Tumor necrosis factor-alpha promotes atherosclerotic lesion progression in APOE*3-Leiden transgenic mice.Cardiovasc Res. 2005 Apr 01; 66(1):179-85.CR
Tumor necrosis factor-alpha (TNFalpha) is a pleiotropic cytokine exerting both inflammatory and cell death modulatory activity, and is thought to play a role in the pathogenesis of atherosclerosis. Studies in mice indicated that TNFalpha affects atherosclerosis minimally or not under conditions that allow fatty streak formation. Here, we examined the possible role of TNFalpha in advanced and complex atherosclerotic lesions.
METHODS AND RESULTS
To induce atherosclerosis, TNFalpha-deficient (Tnf-/-) APOE*3-Leiden and control APOE*3-Leiden only mice were fed a cholesterol-rich diet. Comparable levels of plasma cholesterol and triglycerides and the systemic inflammatory parameters, serum amyloid A and soluble intercellular adhesion molecule-1 were found in APOE*3-LeidenTnf-/- and control mice. Although absence of TNFalpha did not affect the quantitative area of atherosclerosis, APOE*3-LeidenTnf-/- mice had a higher relative number of early lesions (46.1% vs. 21.4%) and a lower relative number of advanced lesions (53.9% vs. 78.6%, P=0.04). In addition, the advanced lesions in APOE*3-LeidenTnf-/- mice showed less necrosis (9.9+/-12.1% vs. 23.4+/-19.3% of total lesion area, P=0.04) and an increase in apoptosis (1.5+/-1.5% vs. 0.4+/-0.6% of total nuclei, P=0.03).
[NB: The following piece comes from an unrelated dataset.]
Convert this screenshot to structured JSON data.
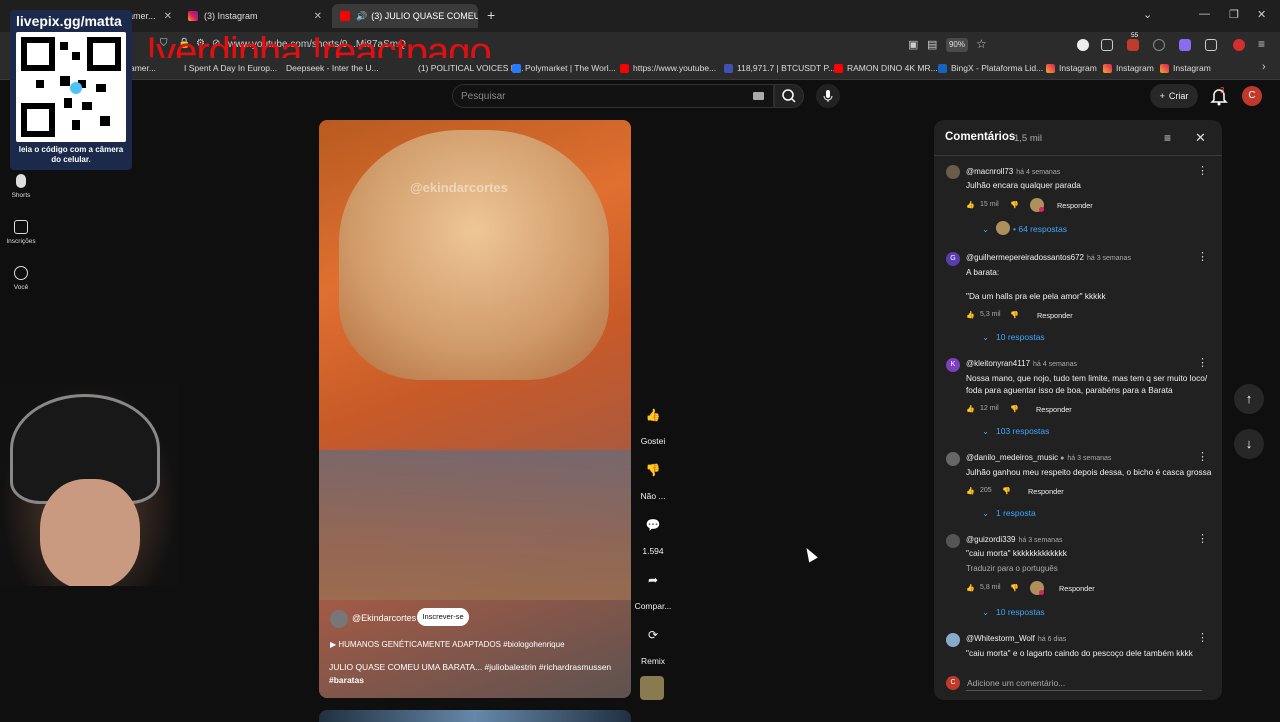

Our data indicate that TNFalpha stimulates the formation of lesions towards an advanced phenotype, with more lesion necrosis and a lower incidence of apoptosis.